— INSTRUCTIONS FOR THE TASK —
Whatever appears in the listing, return all of it exactly.

** Opening RECORDS SHOWN block **

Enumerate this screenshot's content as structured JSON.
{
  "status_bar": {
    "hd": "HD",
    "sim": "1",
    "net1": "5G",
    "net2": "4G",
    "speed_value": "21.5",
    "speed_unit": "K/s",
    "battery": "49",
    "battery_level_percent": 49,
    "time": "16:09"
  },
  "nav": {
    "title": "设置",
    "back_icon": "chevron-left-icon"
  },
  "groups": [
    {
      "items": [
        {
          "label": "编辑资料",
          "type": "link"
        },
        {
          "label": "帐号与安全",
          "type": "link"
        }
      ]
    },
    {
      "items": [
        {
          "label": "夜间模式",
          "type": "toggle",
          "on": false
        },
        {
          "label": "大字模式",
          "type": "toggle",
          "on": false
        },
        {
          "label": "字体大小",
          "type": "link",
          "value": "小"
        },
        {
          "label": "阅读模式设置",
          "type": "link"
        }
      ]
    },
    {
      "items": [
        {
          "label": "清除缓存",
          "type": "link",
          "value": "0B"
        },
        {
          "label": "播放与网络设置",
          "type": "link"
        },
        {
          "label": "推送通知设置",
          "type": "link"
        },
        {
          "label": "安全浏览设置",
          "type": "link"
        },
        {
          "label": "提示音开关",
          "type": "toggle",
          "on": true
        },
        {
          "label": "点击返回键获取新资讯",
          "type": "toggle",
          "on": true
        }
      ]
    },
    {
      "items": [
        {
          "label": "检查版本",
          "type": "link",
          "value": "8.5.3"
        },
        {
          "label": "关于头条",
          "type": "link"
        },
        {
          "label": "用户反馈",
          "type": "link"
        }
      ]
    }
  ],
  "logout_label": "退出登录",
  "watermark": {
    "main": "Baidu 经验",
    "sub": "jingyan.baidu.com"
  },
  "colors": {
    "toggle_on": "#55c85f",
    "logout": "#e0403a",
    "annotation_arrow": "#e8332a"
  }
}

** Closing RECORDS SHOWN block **

— FINISHED TASK —
Enumerate this screenshot's content as structured JSON.
{
  "status_bar": {
    "hd": "HD",
    "sim": "1",
    "net1": "5G",
    "net2": "4G",
    "speed_value": "21.5",
    "speed_unit": "K/s",
    "battery": "49",
    "battery_level_percent": 49,
    "time": "16:09"
  },
  "nav": {
    "title": "设置",
    "back_icon": "chevron-left-icon"
  },
  "groups": [
    {
      "items": [
        {
          "label": "编辑资料",
          "type": "link"
        },
        {
          "label": "帐号与安全",
          "type": "link"
        }
      ]
    },
    {
      "items": [
        {
          "label": "夜间模式",
          "type": "toggle",
          "on": false
        },
        {
          "label": "大字模式",
          "type": "toggle",
          "on": false
        },
        {
          "label": "字体大小",
          "type": "link",
          "value": "小"
        },
        {
          "label": "阅读模式设置",
          "type": "link"
        }
      ]
    },
    {
      "items": [
        {
          "label": "清除缓存",
          "type": "link",
          "value": "0B"
        },
        {
          "label": "播放与网络设置",
          "type": "link"
        },
        {
          "label": "推送通知设置",
          "type": "link"
        },
        {
          "label": "安全浏览设置",
          "type": "link"
        },
        {
          "label": "提示音开关",
          "type": "toggle",
          "on": true
        },
        {
          "label": "点击返回键获取新资讯",
          "type": "toggle",
          "on": true
        }
      ]
    },
    {
      "items": [
        {
          "label": "检查版本",
          "type": "link",
          "value": "8.5.3"
        },
        {
          "label": "关于头条",
          "type": "link"
        },
        {
          "label": "用户反馈",
          "type": "link"
        }
      ]
    }
  ],
  "logout_label": "退出登录",
  "watermark": {
    "main": "Baidu 经验",
    "sub": "jingyan.baidu.com"
  },
  "colors": {
    "toggle_on": "#55c85f",
    "logout": "#e0403a",
    "annotation_arrow": "#e8332a"
  }
}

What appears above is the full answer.